▶ _TO DO_:
Repeat the records below word for word, but start at the line that contains "Decode this image", stop after the last line, and include nothing else.

(Dataset rows for apps and sites)
= = =

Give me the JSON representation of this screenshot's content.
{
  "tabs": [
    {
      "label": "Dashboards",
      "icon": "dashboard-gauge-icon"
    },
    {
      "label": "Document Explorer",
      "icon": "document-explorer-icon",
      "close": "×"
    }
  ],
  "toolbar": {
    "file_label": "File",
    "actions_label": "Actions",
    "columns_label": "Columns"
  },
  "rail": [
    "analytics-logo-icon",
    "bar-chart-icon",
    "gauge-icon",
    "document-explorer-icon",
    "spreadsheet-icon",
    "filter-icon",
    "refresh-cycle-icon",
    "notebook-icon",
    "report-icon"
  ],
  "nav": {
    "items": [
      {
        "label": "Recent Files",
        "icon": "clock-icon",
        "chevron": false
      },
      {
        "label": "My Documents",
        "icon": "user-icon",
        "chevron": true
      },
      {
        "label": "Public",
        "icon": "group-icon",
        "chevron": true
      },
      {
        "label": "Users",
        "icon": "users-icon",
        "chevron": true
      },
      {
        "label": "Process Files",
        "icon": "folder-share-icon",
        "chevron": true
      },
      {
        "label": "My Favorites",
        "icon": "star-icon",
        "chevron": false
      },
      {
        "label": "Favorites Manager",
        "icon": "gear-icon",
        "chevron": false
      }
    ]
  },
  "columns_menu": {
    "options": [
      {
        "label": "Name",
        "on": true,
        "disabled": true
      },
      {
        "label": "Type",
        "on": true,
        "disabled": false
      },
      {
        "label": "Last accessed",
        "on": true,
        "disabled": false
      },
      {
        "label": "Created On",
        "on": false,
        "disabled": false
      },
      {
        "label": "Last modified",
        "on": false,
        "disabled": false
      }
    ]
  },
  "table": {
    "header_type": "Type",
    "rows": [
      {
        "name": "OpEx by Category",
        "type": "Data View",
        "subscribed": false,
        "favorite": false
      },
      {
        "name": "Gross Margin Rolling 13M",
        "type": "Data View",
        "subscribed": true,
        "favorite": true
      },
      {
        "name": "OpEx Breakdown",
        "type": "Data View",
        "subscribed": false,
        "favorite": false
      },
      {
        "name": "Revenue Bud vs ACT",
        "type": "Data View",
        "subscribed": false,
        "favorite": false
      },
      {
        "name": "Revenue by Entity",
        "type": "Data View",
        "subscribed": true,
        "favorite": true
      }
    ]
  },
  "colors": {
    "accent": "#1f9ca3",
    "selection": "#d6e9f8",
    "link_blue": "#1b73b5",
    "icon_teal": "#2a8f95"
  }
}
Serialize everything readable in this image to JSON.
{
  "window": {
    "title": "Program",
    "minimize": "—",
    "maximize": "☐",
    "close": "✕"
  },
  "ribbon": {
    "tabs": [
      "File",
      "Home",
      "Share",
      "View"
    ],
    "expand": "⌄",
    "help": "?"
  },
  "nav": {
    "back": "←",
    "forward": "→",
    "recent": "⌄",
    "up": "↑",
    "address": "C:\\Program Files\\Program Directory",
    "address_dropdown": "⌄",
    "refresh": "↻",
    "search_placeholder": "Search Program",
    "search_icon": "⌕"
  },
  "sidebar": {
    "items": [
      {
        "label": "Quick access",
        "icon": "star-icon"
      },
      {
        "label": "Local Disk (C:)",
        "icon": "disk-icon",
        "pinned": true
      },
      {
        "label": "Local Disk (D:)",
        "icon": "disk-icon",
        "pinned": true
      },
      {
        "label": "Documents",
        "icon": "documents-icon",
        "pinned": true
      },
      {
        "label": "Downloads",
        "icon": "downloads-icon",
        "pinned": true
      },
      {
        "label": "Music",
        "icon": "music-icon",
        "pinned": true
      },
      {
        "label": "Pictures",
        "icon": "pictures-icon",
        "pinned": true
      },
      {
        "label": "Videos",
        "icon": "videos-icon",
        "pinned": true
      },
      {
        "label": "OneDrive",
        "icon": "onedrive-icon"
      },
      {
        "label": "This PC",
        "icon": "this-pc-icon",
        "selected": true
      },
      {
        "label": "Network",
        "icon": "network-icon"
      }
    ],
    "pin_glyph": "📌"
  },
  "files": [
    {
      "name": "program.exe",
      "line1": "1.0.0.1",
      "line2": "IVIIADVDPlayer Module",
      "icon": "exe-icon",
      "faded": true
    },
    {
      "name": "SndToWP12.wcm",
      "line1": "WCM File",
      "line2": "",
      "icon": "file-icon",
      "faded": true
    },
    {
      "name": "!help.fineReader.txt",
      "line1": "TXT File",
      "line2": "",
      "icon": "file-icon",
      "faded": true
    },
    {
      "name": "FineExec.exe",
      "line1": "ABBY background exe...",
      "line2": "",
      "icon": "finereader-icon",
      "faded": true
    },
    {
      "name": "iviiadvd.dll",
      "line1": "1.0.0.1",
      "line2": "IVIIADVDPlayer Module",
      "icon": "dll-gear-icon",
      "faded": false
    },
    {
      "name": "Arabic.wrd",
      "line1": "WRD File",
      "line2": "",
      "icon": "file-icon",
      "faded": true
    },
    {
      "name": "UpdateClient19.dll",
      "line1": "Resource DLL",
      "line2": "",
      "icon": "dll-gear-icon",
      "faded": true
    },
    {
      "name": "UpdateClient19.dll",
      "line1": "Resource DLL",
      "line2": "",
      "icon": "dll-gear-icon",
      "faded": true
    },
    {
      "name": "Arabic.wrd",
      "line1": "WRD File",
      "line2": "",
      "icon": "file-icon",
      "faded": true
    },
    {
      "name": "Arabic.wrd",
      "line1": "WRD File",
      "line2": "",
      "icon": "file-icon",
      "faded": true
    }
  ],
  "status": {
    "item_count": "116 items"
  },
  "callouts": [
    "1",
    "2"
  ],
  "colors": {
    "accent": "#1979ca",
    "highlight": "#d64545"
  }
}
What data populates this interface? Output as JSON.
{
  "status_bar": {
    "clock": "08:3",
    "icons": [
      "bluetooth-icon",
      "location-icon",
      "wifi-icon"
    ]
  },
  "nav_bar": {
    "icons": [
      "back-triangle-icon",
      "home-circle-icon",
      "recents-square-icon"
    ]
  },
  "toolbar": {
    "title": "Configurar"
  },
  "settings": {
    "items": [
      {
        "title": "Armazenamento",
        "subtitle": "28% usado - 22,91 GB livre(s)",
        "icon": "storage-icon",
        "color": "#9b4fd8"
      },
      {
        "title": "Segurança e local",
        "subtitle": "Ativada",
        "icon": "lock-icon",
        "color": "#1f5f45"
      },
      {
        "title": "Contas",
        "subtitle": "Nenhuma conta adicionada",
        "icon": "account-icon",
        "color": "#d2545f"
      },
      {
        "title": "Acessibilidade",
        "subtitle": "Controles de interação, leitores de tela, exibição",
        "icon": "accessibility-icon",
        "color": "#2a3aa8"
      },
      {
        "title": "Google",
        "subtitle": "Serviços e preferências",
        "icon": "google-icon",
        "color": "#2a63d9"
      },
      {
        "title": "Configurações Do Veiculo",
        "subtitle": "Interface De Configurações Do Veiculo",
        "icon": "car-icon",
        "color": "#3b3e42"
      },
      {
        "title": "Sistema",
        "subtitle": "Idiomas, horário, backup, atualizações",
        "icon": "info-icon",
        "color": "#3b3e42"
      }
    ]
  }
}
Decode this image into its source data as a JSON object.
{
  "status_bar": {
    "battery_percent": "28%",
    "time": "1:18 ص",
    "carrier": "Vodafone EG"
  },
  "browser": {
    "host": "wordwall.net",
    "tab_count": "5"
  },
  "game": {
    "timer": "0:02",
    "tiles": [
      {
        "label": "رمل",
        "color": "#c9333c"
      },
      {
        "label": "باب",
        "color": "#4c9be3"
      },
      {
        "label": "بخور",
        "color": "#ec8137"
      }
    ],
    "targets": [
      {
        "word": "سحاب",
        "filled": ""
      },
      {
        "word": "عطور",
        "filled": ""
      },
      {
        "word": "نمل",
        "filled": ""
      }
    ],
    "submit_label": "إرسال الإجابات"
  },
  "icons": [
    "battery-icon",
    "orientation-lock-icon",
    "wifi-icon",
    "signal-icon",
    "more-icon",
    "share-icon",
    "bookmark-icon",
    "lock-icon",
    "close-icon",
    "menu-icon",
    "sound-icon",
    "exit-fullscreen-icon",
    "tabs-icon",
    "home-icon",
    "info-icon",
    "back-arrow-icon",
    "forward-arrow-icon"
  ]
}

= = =

▶ _YOUR RESPONSE_:
Decode this image into its source data as a JSON object.
{
  "status_bar": {
    "battery_percent": "28%",
    "time": "1:18 ص",
    "carrier": "Vodafone EG"
  },
  "browser": {
    "host": "wordwall.net",
    "tab_count": "5"
  },
  "game": {
    "timer": "0:02",
    "tiles": [
      {
        "label": "رمل",
        "color": "#c9333c"
      },
      {
        "label": "باب",
        "color": "#4c9be3"
      },
      {
        "label": "بخور",
        "color": "#ec8137"
      }
    ],
    "targets": [
      {
        "word": "سحاب",
        "filled": ""
      },
      {
        "word": "عطور",
        "filled": ""
      },
      {
        "word": "نمل",
        "filled": ""
      }
    ],
    "submit_label": "إرسال الإجابات"
  },
  "icons": [
    "battery-icon",
    "orientation-lock-icon",
    "wifi-icon",
    "signal-icon",
    "more-icon",
    "share-icon",
    "bookmark-icon",
    "lock-icon",
    "close-icon",
    "menu-icon",
    "sound-icon",
    "exit-fullscreen-icon",
    "tabs-icon",
    "home-icon",
    "info-icon",
    "back-arrow-icon",
    "forward-arrow-icon"
  ]
}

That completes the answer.